■ **Requirement**:
In the records below, how many lines hold the word "value"? Give only the number.

Data about app and page elements
:::

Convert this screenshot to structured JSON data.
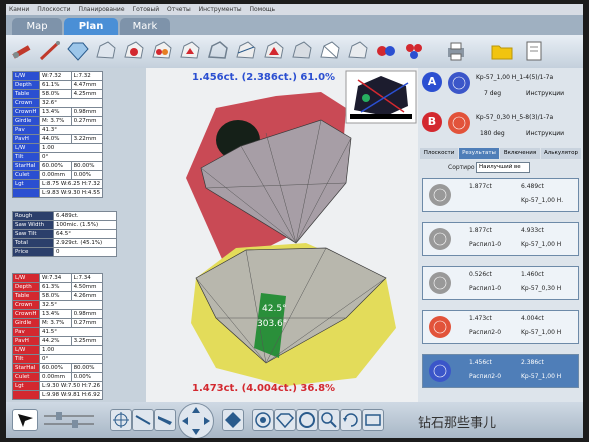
{
  "menu": [
    "Камни",
    "Плоскости",
    "Планирование",
    "Готовый",
    "Отчеты",
    "Инструменты",
    "Помощь"
  ],
  "tabs": [
    {
      "label": "Map"
    },
    {
      "label": "Plan"
    },
    {
      "label": "Mark"
    }
  ],
  "viewport": {
    "top_caption": "1.456ct. (2.386ct.) 61.0%",
    "bottom_caption": "1.473ct. (4.004ct.) 36.8%",
    "facet_label_1": "42.5°",
    "facet_label_2": "303.6°"
  },
  "param_table_1": [
    {
      "label": "L/W",
      "v1": "W:7.32",
      "v2": "L:7.32",
      "color": "#2b4fd1"
    },
    {
      "label": "Depth",
      "v1": "61.1%",
      "v2": "4.47mm",
      "color": "#2b4fd1"
    },
    {
      "label": "Table",
      "v1": "58.0%",
      "v2": "4.25mm",
      "color": "#2b4fd1"
    },
    {
      "label": "Crown",
      "v1": "32.6°",
      "v2": "",
      "color": "#2b4fd1"
    },
    {
      "label": "CrownH",
      "v1": "13.4%",
      "v2": "0.98mm",
      "color": "#2b4fd1"
    },
    {
      "label": "Girdle",
      "v1": "M: 3.7%",
      "v2": "0.27mm",
      "color": "#2b4fd1"
    },
    {
      "label": "Pav",
      "v1": "41.3°",
      "v2": "",
      "color": "#2b4fd1"
    },
    {
      "label": "PavH",
      "v1": "44.0%",
      "v2": "3.22mm",
      "color": "#2b4fd1"
    },
    {
      "label": "L/W",
      "v1": "1.00",
      "v2": "",
      "color": "#2b4fd1"
    },
    {
      "label": "Tilt",
      "v1": "0°",
      "v2": "",
      "color": "#2b4fd1"
    },
    {
      "label": "StarHal",
      "v1": "60.00%",
      "v2": "80.00%",
      "color": "#2b4fd1"
    },
    {
      "label": "Culet",
      "v1": "0.00mm",
      "v2": "0.00%",
      "color": "#2b4fd1"
    },
    {
      "label": "Lgt",
      "v1": "L:8.75 W:6.25 H:7.32",
      "v2": "",
      "color": "#2b4fd1"
    },
    {
      "label": "",
      "v1": "L:9.83 W:9.30 H:4.55",
      "v2": "",
      "color": "#2b4fd1"
    }
  ],
  "rough_table": [
    {
      "label": "Rough",
      "value": "6.489ct."
    },
    {
      "label": "Saw Width",
      "value": "100mic. (1.5%)"
    },
    {
      "label": "Saw Tilt",
      "value": "64.5°"
    },
    {
      "label": "Total",
      "value": "2.929ct. (45.1%)"
    },
    {
      "label": "Price",
      "value": "0"
    }
  ],
  "param_table_2": [
    {
      "label": "L/W",
      "v1": "W:7.34",
      "v2": "L:7.34",
      "color": "#d3282f"
    },
    {
      "label": "Depth",
      "v1": "61.3%",
      "v2": "4.50mm",
      "color": "#d3282f"
    },
    {
      "label": "Table",
      "v1": "58.0%",
      "v2": "4.26mm",
      "color": "#d3282f"
    },
    {
      "label": "Crown",
      "v1": "32.5°",
      "v2": "",
      "color": "#d3282f"
    },
    {
      "label": "CrownH",
      "v1": "13.4%",
      "v2": "0.98mm",
      "color": "#d3282f"
    },
    {
      "label": "Girdle",
      "v1": "M: 3.7%",
      "v2": "0.27mm",
      "color": "#d3282f"
    },
    {
      "label": "Pav",
      "v1": "41.5°",
      "v2": "",
      "color": "#d3282f"
    },
    {
      "label": "PavH",
      "v1": "44.2%",
      "v2": "3.25mm",
      "color": "#d3282f"
    },
    {
      "label": "L/W",
      "v1": "1.00",
      "v2": "",
      "color": "#d3282f"
    },
    {
      "label": "Tilt",
      "v1": "0°",
      "v2": "",
      "color": "#d3282f"
    },
    {
      "label": "StarHal",
      "v1": "60.00%",
      "v2": "80.00%",
      "color": "#d3282f"
    },
    {
      "label": "Culet",
      "v1": "0.00mm",
      "v2": "0.00%",
      "color": "#d3282f"
    },
    {
      "label": "Lgt",
      "v1": "L:9.30 W:7.50 H:7.26",
      "v2": "",
      "color": "#d3282f"
    },
    {
      "label": "",
      "v1": "L:9.98 W:9.81 H:6.92",
      "v2": "",
      "color": "#d3282f"
    }
  ],
  "plan_a": {
    "letter": "A",
    "line1": "Kp-57_1,00 H_1-4(5)/1-7a",
    "deg": "7 deg",
    "instr": "Инструкции"
  },
  "plan_b": {
    "letter": "B",
    "line1": "Kp-57_0,30 H_5-8(3)/1-7a",
    "deg": "180 deg",
    "instr": "Инструкции"
  },
  "right_tabs": [
    "Плоскости",
    "Результаты",
    "Включения",
    "Алькулятор"
  ],
  "sort": {
    "label": "Сортиро",
    "value": "Наилучший ве"
  },
  "results": [
    {
      "c1": "1.877ct",
      "c2": "",
      "c3": "6.489ct",
      "c4": "Kp-57_1,00 H.",
      "color": "#999999",
      "sel": false
    },
    {
      "c1": "1.877ct",
      "c2": "Распил1-0",
      "c3": "4.933ct",
      "c4": "Kp-57_1,00 H",
      "color": "#999999",
      "sel": false
    },
    {
      "c1": "0.526ct",
      "c2": "Распил1-0",
      "c3": "1.460ct",
      "c4": "Kp-57_0,30 H",
      "color": "#999999",
      "sel": false
    },
    {
      "c1": "1.473ct",
      "c2": "Распил2-0",
      "c3": "4.004ct",
      "c4": "Kp-57_1,00 H",
      "color": "#e2533a",
      "sel": false
    },
    {
      "c1": "1.456ct",
      "c2": "Распил2-0",
      "c3": "2.386ct",
      "c4": "Kp-57_1,00 H",
      "color": "#3b56c9",
      "sel": true
    }
  ],
  "watermark": "钻石那些事儿",
  "colors": {
    "blue": "#2b4fd1",
    "red": "#d3282f",
    "sel": "#4f7eb8"
  }
}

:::

■ **Response area**:
6